And a hush fell over the crowd. 

8:04 p.m. — Mike Huckabee, the 2008 winner of the caucuses, has not fared so well. But he still has some loyal supporters.

“He’s the same candidate that he was eight years ago…he’s consistent, he is a man of conviction,” the man introducing him explains. The man previously said he’d backed Huckabee before, too. 

There was also an oblique dig at Ted Cruz, when the man echoed an attack that Huckabee has leveled at Cruz: “His conviction doesn’t change over time. And it doesn’t matter what the political winds are, it doesn’t matter what’s popular or what the polls say, Mike is gonna be who he is. He’s a very authentic man.” 

8:09 p.m. — There’s no one here to speak for John Kasich, either. 

8:11 p.m. — The woman speaking for Rick Santorum promises brevity:  ”This will be the Gettysburg address compared to some of the other speeches.” (She does not deliver. Despite her promise, she does not speak fast).

“Do not let polls, pundits, or predictor models pressure you to surrender your number one preference when this race is just starting,” she urged voters. 

“Are you gonna let them tell you who they believe that you should vote for? Or will you use your vote to tell them who you believe will be the best?” she said. 

8:16 p.m. — For a minute, it looks like there will be no one to speak for Donald Trump. Then a woman steps up. 

“Looks like I’m in the minority. And if you had asked me six months ago why I was voting for somebody with a godawful haircut who seems to star in an everyday reality show,” she says, she wouldn’t have known.  

“Like so many Americans in this room, quite honestly, I’m fed up and I do want to ‘Make America Great.’ And I believe that while Donald doesn’t have government experience, I believe that he’s a strong and astute business person … I think he’s a smart gentleman, and I think as the gentleman earlier tonight made comments about Ben Carson, I think Mr. Trump is smart enough to surround himself with a good corps of smart and astute business people and politicians that can in fact make America great again. So that’s why I’m supporting Donald Trump,” she explained. 

8:45 p.m. — The results are in! There were 295 votes. 

Cruz – 86

Rubio – 82

Trump – 57

Carson – 26

Christie – 10

Paul – 9

Bush – 7

Huckabee – 7

Santorum – 5

Kasich – 3

Fiorina – 2

Cora Mills (write in) – 1  

Gilmore – 0

Total run-time: One hour, 45 minutes.

And that’s a wrap.
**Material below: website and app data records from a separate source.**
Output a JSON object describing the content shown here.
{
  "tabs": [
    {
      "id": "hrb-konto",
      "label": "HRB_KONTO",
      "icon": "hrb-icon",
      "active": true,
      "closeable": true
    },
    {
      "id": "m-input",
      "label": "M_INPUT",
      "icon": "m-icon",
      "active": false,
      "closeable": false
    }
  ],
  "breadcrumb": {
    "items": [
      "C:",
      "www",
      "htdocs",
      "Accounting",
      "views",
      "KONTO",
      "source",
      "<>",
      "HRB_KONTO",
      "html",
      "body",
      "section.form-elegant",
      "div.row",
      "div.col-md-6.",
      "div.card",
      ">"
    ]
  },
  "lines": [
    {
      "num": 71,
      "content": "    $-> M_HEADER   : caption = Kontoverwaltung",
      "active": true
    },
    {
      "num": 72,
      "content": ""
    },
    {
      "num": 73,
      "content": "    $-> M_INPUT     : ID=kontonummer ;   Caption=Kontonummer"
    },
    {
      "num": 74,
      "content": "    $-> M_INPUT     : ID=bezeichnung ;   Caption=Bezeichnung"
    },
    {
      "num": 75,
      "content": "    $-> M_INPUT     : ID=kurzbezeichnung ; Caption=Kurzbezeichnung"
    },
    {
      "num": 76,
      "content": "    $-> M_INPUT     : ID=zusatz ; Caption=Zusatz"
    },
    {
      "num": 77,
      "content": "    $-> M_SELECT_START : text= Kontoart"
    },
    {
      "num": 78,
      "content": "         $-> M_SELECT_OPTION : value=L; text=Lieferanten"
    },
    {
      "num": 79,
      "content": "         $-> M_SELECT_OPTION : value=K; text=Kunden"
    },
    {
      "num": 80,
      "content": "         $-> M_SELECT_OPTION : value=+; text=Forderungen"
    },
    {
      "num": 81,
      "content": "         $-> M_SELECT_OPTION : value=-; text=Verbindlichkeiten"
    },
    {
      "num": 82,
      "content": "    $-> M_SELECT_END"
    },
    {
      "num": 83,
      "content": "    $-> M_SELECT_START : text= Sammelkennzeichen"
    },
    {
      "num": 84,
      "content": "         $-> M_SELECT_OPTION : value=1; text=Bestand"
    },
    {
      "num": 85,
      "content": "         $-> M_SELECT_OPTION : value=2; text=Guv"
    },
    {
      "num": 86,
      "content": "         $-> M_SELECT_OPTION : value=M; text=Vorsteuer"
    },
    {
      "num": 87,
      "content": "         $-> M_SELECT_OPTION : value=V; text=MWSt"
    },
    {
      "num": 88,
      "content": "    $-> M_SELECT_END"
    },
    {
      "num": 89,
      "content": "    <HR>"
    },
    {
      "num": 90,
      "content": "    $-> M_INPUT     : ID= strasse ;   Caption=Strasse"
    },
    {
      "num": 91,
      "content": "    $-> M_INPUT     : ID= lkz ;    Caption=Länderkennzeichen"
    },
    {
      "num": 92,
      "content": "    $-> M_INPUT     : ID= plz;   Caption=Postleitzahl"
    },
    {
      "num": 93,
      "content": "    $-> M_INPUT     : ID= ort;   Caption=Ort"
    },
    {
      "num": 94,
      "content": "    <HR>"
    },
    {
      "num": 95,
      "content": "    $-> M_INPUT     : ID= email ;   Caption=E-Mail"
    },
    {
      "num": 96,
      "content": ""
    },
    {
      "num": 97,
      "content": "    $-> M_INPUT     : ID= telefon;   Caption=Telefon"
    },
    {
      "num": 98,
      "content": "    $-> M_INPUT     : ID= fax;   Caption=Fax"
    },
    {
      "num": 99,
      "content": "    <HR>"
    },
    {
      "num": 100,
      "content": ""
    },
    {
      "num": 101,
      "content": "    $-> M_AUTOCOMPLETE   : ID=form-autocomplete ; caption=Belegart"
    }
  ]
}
Let’s do it again in four years. 

 

 

Most Popular

Elections

What Trump Needs to Win

On the menu today: walking through President Trump’s not-so-implausible route to 270 electoral votes, state by state, and taking a look at the gubernatorial races this year -- where GOP candidates from deep red states to a few blue ones are polling considerably ahead of Trump this cycle; and how the country ... Read More
Elections

What Trump Needs to Win
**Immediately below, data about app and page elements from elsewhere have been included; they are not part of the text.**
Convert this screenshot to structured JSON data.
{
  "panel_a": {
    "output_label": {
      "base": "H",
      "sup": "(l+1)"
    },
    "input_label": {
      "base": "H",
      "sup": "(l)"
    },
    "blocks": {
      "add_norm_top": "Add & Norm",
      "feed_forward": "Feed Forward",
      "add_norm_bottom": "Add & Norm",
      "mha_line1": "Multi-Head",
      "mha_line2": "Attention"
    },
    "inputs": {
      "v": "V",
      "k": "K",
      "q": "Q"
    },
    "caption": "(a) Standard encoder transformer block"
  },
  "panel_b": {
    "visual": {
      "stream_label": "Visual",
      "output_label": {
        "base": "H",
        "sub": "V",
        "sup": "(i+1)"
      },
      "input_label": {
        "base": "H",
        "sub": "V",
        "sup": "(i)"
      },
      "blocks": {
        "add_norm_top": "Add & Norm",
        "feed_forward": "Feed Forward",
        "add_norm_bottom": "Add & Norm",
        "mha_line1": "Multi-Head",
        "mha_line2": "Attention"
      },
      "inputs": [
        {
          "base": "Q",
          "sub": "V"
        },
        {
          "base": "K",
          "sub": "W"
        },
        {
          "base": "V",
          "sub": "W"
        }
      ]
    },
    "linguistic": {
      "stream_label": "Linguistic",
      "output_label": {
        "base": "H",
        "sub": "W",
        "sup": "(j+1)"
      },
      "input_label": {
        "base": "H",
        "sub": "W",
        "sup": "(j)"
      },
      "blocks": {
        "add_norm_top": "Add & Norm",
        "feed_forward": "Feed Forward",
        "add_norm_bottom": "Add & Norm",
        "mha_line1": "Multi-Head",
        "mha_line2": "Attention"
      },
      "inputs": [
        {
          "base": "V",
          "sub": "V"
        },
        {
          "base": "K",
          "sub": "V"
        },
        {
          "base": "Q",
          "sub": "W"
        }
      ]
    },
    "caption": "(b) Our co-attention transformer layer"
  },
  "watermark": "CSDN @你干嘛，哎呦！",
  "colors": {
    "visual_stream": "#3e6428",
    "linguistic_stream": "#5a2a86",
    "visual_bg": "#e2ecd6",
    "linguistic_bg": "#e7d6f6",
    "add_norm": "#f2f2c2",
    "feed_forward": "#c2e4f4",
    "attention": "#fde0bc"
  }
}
On the menu today: walking through President Trump’s not-so-implausible route to 270 electoral votes, state by state, and taking a look at the gubernatorial races this year -- where GOP candidates from deep red states to a few blue ones are polling considerably ahead of Trump this cycle; and how the country ... Read More

There Is No COVID Plan
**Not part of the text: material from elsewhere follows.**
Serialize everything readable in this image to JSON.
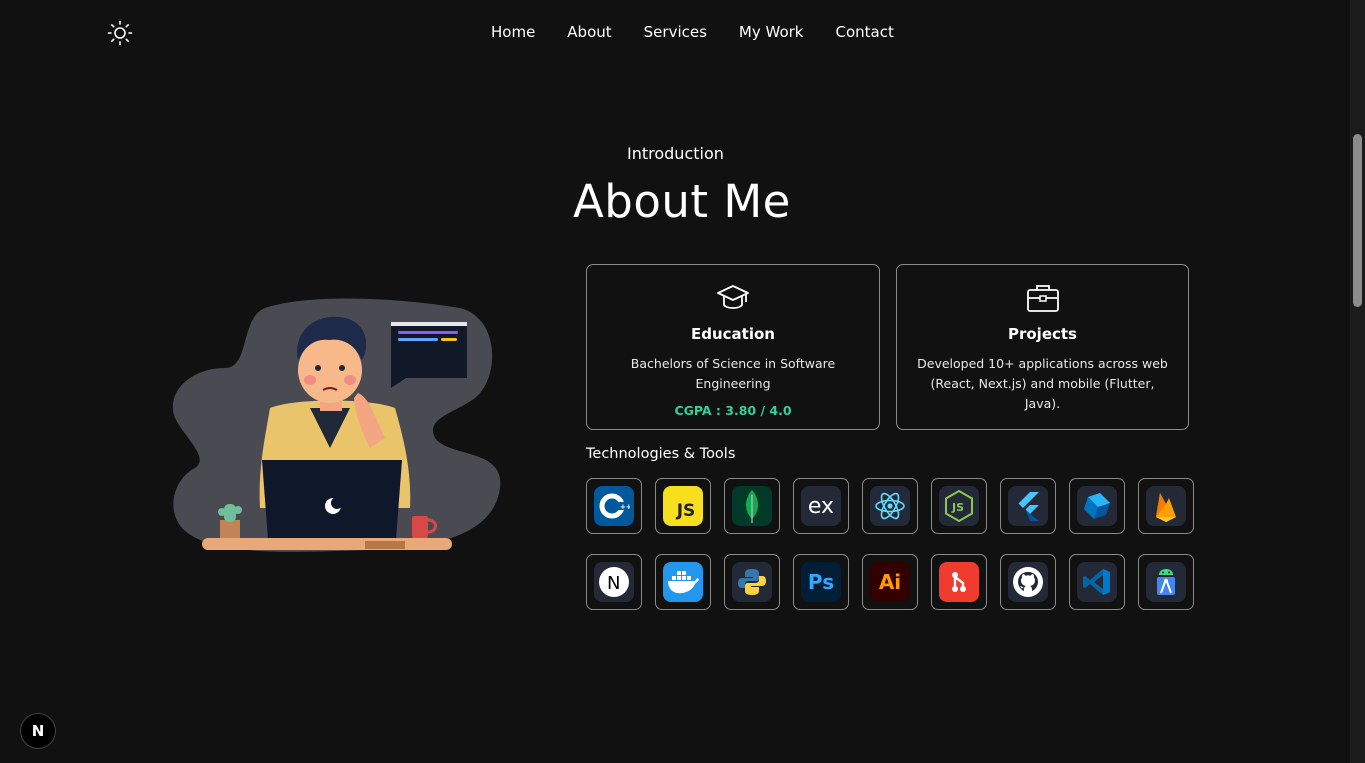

The 2020 campaign for president has been surprisingly empty of substance since Joe Biden became the nominee. The Republicans notably didn’t even bother updating their party platform. Donald Trump’s team has spent many of the last days of the campaign making personal attacks, focused on the alleged financial ... Read More

There Is No COVID Plan

The 2020 campaign for president has been surprisingly empty of substance since Joe Biden became the nominee. The Republicans notably didn’t even bother updating their party platform. Donald Trump’s team has spent many of the last days of the campaign making personal attacks, focused on the alleged financial ... Read More